So why is it that I am still not sure if the CXP really exists? Why is it that I find more people who have no idea what ‘customer experience’ actually is, than those who do? Why is it that I still come across many companies who think that ‘customer experience management’ is not a unique role, but the collective responsibility of everyone in the organisation?

As someone who considers to be a CXP (as per the Wikipedia definition!), there are positive and negative answers to all of those questions. Organisational understanding of the customer experience as a discipline is still in its fledgling state. It may seem obvious to people who ‘get’ customer, but many still do not. This is why (in my opinion) the CXP has been born. This is why more and more CXPs are being created on a regular basis. This is why groups such as the CXPA are so vital to the development of a new industry.

In an ever-changing technological world, consumer and customer behaviour changes quicker than ever before. As a six sigma practitioner, I always had to explain to businesses the importance of continuous improvement – what the customer wants today will be different tomorrow. That has always been the case – the difference is that what the customers wants now will be different in two minutes time!!

Improving the customer experience has become a specialist discipline – it combines strategic marketing skills, with analytical measurement techniques, with journey and process mapping, and people engagement methods.
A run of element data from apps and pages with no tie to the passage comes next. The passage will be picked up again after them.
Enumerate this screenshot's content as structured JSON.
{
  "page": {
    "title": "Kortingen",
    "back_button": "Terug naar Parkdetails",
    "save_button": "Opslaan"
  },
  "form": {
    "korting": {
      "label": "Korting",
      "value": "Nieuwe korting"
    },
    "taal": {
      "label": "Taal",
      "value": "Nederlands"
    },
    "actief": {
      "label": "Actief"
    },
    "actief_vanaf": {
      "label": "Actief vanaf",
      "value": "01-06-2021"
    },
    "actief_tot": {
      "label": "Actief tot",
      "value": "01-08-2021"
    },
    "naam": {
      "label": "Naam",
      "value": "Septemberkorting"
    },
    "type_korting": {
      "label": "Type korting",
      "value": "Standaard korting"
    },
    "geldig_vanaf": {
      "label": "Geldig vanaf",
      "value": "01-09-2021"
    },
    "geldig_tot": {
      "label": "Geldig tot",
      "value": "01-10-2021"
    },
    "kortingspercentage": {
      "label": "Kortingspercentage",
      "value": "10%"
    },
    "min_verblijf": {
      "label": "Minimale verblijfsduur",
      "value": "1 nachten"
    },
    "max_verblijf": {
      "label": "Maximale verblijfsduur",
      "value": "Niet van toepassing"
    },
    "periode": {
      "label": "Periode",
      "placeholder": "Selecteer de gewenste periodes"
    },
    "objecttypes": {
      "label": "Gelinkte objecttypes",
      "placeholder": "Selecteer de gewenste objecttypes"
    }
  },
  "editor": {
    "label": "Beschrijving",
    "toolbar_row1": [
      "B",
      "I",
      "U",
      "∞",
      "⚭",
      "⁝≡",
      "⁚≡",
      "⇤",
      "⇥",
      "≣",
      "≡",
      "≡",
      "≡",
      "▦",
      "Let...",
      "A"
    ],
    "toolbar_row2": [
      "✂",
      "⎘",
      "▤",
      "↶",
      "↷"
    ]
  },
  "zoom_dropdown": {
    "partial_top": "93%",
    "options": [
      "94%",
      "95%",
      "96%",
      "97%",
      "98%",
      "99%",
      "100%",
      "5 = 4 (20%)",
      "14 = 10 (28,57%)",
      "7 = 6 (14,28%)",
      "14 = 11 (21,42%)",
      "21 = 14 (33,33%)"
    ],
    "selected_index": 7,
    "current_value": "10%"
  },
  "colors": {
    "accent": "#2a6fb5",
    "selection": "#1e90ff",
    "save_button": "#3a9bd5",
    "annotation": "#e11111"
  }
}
All of this is supplemented by an unerring enthusiasm and passion to do what is right for the customer. It is an exciting discipline that seeks to find the truth, and then address it in a way that prioritises and delivers maximum benefit to the customer, the employee and the shareholder. It is a discipline that is not as easy to apply as I may be making it sound – delivering the harsh reality of customer perception is not what every Board member wants to hear – especially if they perceive themselves to be the cause of the problem!!

So as you sit reading this article, what do you think? Does the CXP exist? I think it does – well over two thousand members of the CXPA spread all over the globe can testify to that. BUT…..there is always a but – it is still very early days for one of the newest professions on the block. It is vital that as the community of CXPs grows, they collaborate together, learning from each others experiences, and building the specialist skill set. The CXPA is developing an accreditation programme for the profession as we speak – yet another step in a very positive direction. Working together, it will not be long before the letters ‘CXP’ after your name are seen in the same light as ‘ACCA’ or ‘LLB’.

This article was written for the April edition of Customer Experience Magazine –